** Opening SUPPLIED MATERIAL block **

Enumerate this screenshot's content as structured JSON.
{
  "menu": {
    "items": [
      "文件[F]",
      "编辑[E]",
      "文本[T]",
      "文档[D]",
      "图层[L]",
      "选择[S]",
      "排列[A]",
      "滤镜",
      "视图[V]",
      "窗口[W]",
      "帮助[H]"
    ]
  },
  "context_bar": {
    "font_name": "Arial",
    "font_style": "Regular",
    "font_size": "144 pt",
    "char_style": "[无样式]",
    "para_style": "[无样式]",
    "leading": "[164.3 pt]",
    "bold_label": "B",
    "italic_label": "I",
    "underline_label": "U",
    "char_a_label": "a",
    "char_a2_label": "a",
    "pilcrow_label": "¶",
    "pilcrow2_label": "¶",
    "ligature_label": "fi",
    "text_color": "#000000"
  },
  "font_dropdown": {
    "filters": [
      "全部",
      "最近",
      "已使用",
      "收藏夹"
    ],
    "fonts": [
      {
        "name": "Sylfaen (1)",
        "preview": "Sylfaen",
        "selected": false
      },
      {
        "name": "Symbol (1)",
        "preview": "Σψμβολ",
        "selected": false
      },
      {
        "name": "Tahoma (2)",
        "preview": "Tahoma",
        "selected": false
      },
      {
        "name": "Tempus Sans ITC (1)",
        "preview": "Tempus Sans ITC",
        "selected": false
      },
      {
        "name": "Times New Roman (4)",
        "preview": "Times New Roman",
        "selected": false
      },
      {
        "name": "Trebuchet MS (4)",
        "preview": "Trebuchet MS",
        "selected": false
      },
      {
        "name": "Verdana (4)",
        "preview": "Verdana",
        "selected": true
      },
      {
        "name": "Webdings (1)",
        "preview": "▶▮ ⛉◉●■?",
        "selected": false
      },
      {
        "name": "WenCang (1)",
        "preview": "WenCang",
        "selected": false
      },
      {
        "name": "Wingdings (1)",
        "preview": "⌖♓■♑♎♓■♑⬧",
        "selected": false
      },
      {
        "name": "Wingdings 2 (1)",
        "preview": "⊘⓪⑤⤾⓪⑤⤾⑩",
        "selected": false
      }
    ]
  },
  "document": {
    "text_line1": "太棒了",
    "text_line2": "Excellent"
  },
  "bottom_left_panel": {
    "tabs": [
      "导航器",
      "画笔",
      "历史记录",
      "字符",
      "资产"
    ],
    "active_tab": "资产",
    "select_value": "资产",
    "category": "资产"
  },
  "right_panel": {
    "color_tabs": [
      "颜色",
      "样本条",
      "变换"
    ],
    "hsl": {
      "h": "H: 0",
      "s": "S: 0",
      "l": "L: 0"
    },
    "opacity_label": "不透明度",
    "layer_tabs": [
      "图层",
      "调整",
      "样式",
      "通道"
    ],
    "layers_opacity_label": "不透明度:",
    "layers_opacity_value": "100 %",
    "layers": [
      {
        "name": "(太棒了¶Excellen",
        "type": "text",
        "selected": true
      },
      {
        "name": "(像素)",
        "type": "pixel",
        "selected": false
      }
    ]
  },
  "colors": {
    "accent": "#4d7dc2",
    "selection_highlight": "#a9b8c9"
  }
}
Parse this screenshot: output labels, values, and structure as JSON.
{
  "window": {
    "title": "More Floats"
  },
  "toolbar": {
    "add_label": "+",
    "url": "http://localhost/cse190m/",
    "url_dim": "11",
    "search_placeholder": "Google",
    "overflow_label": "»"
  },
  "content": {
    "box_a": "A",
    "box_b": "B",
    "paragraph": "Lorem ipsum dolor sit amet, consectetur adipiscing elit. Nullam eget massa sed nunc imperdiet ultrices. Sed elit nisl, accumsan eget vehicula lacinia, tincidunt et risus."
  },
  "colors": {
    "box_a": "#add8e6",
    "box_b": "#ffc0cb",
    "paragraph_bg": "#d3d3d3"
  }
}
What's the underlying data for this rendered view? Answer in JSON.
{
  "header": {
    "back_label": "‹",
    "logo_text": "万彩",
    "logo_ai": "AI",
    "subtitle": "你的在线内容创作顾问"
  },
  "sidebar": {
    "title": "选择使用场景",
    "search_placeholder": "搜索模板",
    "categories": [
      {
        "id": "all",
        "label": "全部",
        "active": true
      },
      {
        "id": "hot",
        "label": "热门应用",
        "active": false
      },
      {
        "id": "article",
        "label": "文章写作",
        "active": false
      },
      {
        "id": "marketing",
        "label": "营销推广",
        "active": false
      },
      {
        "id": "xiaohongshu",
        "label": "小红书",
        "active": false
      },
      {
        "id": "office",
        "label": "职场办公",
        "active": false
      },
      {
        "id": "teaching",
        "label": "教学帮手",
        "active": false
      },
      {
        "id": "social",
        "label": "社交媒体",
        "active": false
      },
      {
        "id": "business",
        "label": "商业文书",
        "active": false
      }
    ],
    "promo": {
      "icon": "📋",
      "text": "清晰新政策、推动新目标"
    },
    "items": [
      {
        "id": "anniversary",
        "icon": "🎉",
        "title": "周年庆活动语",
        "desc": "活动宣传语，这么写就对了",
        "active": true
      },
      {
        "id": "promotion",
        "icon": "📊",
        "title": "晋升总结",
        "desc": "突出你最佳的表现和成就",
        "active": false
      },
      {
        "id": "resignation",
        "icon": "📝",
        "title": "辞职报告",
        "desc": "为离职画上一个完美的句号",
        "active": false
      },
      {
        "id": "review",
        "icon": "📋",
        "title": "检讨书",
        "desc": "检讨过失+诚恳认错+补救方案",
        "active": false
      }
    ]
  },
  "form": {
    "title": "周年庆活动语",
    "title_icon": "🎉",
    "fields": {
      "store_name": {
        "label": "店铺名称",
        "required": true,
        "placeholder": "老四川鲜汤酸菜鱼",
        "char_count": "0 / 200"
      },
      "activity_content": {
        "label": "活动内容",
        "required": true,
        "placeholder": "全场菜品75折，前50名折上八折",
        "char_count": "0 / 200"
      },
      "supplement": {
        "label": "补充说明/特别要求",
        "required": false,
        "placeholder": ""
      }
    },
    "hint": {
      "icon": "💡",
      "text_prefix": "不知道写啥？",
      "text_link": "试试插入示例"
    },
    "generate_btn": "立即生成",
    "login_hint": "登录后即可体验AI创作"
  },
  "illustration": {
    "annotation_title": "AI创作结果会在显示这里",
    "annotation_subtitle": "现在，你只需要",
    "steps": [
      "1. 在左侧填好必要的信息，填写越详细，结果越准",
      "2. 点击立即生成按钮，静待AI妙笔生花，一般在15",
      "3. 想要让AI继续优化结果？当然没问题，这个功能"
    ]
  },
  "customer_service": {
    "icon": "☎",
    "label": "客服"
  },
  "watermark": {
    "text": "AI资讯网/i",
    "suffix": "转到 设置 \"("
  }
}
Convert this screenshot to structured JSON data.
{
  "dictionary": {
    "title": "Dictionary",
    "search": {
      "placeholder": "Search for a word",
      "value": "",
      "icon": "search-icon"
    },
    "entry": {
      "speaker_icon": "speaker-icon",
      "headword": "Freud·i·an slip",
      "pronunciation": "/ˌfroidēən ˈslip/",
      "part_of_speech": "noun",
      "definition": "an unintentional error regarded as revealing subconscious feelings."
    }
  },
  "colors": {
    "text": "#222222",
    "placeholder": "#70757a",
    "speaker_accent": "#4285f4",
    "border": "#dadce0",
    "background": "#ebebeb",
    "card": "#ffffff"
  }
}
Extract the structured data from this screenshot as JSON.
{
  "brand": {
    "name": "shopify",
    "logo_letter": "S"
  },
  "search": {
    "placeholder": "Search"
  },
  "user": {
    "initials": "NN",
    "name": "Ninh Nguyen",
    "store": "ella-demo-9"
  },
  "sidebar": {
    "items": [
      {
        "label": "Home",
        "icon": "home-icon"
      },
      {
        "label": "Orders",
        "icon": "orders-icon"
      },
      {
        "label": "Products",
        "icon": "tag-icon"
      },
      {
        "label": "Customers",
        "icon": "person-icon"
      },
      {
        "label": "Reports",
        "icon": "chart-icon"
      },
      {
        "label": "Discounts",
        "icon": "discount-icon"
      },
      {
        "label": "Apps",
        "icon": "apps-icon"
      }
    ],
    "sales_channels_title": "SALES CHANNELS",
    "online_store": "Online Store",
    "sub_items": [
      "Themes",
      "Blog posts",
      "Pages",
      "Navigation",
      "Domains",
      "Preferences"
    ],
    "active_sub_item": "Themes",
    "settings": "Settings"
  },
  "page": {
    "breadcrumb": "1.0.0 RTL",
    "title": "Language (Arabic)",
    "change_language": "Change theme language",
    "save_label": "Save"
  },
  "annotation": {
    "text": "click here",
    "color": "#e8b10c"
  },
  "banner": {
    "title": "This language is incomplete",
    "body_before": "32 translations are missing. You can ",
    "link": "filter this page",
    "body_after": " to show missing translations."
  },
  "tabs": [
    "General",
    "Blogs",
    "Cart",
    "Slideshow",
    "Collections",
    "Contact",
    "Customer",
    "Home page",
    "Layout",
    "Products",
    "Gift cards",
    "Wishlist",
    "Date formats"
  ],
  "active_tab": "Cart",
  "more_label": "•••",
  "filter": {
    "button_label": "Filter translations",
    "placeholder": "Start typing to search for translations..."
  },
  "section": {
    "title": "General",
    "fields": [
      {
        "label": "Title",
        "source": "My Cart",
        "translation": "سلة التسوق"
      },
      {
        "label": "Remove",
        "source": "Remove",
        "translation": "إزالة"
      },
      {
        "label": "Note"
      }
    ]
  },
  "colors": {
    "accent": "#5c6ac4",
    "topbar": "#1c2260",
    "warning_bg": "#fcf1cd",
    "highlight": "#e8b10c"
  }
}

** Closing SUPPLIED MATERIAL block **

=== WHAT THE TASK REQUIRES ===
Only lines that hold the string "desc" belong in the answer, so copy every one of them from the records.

=== OUTPUT OF THE EXERCISE ===
        "desc": "活动宣传语，这么写就对了",
        "desc": "突出你最佳的表现和成就",
        "desc": "为离职画上一个完美的句号",
        "desc": "检讨过失+诚恳认错+补救方案",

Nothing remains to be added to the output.